Comments about changes in America since Sept. 11:
"People are holding on to their families. In my life, it's made me look at things differently. I treasure being with my mom and dad, because you may not be with them the next day." -- Nicholas Moore, 18, Columbia, S.C., warehouse worker.
"People are getting involved. They seem to be more caring toward one another now." -- Selma Simmons, 42, Miami, Fla., patients' financial specialist at a hospital, noting community responses to recent child abductions.
"I don't see any difference. People just go on about their lives, and that's it. Maybe the government is at war, but I'm not." -- Arlie Bybee, 75, Pocatello, Idaho.

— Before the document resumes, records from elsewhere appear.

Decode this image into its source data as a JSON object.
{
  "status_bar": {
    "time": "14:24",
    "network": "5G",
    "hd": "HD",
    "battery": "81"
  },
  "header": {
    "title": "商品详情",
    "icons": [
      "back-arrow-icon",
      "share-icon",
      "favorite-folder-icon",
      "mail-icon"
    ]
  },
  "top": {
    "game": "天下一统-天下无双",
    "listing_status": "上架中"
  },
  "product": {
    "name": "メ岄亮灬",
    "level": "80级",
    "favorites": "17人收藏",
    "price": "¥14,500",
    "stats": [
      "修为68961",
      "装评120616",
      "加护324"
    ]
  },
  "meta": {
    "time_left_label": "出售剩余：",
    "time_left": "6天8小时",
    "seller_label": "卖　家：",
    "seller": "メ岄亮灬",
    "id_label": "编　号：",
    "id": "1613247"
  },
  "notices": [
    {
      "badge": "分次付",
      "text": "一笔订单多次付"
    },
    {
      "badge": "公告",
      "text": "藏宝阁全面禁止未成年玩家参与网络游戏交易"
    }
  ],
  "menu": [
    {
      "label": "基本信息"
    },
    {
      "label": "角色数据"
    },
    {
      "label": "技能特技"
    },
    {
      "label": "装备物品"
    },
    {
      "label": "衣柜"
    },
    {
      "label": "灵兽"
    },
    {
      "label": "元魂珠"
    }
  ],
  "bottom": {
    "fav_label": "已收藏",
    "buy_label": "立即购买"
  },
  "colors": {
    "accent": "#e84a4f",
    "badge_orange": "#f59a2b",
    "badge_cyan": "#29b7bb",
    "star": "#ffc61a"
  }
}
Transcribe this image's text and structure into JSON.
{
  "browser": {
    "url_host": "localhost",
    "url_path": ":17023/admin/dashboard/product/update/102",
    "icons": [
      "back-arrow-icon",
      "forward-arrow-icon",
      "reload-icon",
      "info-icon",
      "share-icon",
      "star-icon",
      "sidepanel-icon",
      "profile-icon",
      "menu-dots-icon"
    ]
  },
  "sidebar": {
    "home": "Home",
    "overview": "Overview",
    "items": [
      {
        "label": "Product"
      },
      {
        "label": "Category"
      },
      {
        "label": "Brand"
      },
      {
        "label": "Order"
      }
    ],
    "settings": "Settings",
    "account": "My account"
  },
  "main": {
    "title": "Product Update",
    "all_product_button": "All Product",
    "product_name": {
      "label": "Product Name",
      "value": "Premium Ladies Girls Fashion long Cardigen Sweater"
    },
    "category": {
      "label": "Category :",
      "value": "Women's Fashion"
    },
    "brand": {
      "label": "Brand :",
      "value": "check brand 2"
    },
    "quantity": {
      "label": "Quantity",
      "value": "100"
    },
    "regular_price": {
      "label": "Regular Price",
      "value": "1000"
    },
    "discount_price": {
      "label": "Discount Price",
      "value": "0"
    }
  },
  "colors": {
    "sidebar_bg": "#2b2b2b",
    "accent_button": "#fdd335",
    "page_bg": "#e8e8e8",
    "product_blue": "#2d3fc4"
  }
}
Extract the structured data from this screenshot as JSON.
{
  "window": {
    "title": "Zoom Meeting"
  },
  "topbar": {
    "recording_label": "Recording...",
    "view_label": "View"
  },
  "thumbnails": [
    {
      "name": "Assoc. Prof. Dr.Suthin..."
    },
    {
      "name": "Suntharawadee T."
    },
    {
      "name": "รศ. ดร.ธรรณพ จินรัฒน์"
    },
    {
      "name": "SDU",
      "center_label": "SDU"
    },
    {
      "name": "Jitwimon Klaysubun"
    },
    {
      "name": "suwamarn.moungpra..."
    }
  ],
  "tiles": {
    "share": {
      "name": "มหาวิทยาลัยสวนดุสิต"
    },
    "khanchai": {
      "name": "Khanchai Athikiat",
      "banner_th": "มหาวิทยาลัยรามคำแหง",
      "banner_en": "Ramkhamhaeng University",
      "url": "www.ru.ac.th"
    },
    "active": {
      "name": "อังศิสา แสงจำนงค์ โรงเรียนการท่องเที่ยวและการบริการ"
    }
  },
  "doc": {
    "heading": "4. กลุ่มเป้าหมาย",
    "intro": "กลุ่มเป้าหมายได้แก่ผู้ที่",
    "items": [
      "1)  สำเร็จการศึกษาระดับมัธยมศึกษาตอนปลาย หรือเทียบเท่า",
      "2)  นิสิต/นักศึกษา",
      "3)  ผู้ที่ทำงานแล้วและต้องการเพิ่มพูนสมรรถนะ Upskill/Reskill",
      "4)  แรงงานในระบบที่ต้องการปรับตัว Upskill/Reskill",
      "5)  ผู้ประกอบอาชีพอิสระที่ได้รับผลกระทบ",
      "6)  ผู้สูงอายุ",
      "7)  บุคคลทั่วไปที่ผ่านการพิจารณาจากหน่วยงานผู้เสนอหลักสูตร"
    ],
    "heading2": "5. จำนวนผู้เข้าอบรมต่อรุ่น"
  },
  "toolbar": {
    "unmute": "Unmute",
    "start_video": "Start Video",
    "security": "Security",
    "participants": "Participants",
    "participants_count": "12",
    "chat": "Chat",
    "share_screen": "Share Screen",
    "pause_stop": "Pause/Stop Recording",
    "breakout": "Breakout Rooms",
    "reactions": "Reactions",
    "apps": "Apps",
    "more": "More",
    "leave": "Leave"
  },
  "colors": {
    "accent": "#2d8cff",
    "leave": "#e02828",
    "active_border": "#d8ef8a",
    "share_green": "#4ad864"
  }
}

"Everybody's talking to everybody now. Everybody gets along with everybody now. People dig in their pockets for everybody else. If they didn't have money, they would still find a way to give." -- Joshua Lathrop, 20, Fremont, Wis., self-employed contractor.
"It was a wake-up call, but people didn't stay awake. They wanted to get close to God, but now they've forgotten about it." -- Helen Adams, 59, Smithton, Mo.
"People are becoming more aware of what's going on. They are more interested in world affairs than they were. Before, we just let other people do it and accepted it and complained. You can't complain if you don't participate." -- Thelma Provencher, 73, Gardner, Mass., retired hospital secretary:
"I hate to say it, but it's kind of what our country needed -- to bring us down to bring us back up." -- Kelley Beaver, 19, Roanoke Rapids, N.C., college student.
"You notice people getting along more -- everybody, neighbors getting along -- you go to the supermarket and people get along in there." -- Jessica Smith, 21, Westville, N.J., convenience store saleswoman.
"What I get tired of hearing about is people blaming things on Sept. 11. The economy is gone bad because of Sept. 11, or we have this problem because of Sept. 11. Some of these were there already. Sept. 11 might have added to the problem, but don't blame your life on Sept. 11." -- Helen O'Meara, 40, Grandview Heights, Ohio, executive director of the Ohio League of Conservation Voters.
"I hate to say a tragedy would make people better, about what they are, who they are and how they think about things, but it makes you think about more than doing your daily thing. It didn't show us how weak we are, it showed us how strong we are as individuals, and as a people." -- Holly Zakharenko, 27, Fort Lee, N.J., homemaker.